>>>>
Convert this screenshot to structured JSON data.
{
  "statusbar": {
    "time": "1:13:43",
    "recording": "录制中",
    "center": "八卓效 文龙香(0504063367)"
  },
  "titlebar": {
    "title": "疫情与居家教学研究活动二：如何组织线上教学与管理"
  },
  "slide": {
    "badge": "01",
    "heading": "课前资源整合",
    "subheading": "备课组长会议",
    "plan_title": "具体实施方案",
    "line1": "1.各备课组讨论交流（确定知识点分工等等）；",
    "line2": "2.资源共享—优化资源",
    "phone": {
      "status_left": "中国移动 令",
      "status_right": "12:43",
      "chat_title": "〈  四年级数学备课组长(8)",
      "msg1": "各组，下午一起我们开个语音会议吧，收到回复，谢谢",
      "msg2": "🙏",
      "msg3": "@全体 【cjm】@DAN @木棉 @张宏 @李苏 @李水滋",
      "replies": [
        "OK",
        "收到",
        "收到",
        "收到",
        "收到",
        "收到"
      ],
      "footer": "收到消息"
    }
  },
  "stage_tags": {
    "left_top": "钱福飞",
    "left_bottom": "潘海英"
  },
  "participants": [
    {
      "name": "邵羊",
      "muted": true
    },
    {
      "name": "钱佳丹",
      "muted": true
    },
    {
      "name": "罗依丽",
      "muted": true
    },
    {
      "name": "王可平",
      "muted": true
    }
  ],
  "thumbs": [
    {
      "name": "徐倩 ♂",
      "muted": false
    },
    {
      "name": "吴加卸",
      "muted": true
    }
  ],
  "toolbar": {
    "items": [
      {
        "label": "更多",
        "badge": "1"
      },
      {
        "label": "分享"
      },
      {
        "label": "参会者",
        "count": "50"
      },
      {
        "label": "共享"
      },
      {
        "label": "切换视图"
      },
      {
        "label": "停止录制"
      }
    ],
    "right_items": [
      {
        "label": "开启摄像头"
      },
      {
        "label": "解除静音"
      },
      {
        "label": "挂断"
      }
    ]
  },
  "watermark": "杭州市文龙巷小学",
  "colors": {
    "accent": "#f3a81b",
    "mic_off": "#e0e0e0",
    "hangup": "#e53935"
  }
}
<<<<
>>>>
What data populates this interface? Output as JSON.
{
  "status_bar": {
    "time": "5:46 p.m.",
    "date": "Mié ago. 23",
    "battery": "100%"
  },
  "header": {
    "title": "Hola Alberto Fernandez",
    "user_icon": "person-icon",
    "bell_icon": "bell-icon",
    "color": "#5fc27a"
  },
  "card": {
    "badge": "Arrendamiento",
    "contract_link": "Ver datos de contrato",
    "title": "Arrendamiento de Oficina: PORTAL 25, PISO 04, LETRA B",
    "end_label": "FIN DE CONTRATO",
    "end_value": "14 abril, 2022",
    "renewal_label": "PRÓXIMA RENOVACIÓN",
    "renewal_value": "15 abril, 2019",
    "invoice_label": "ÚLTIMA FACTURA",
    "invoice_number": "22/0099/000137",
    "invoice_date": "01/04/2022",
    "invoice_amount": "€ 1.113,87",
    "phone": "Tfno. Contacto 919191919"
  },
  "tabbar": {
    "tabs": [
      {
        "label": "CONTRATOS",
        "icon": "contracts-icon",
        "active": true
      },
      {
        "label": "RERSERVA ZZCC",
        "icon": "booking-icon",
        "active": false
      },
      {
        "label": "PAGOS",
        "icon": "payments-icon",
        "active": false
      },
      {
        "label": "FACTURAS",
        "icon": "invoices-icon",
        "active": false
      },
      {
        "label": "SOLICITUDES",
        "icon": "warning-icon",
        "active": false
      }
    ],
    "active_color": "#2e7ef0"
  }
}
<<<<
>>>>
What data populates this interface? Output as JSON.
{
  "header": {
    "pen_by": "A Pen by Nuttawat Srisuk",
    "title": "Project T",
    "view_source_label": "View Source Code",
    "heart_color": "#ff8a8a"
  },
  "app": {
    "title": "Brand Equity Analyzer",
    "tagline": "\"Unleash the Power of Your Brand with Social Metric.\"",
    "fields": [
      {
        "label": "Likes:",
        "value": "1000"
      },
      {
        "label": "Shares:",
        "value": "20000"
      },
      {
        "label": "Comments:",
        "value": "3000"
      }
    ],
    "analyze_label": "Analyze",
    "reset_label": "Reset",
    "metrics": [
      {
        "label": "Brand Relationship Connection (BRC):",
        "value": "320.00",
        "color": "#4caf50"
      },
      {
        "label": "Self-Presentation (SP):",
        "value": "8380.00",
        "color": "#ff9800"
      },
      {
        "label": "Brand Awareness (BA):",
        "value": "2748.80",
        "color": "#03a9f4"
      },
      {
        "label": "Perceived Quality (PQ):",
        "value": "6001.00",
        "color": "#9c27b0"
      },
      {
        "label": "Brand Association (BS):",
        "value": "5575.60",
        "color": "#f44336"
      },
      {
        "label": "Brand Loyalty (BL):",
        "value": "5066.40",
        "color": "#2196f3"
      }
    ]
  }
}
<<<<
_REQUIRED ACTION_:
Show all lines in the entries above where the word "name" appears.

_RESPONSE AREA_:
      "name": "邵羊",
      "name": "钱佳丹",
      "name": "罗依丽",
      "name": "王可平",
      "name": "徐倩 ♂",
      "name": "吴加卸",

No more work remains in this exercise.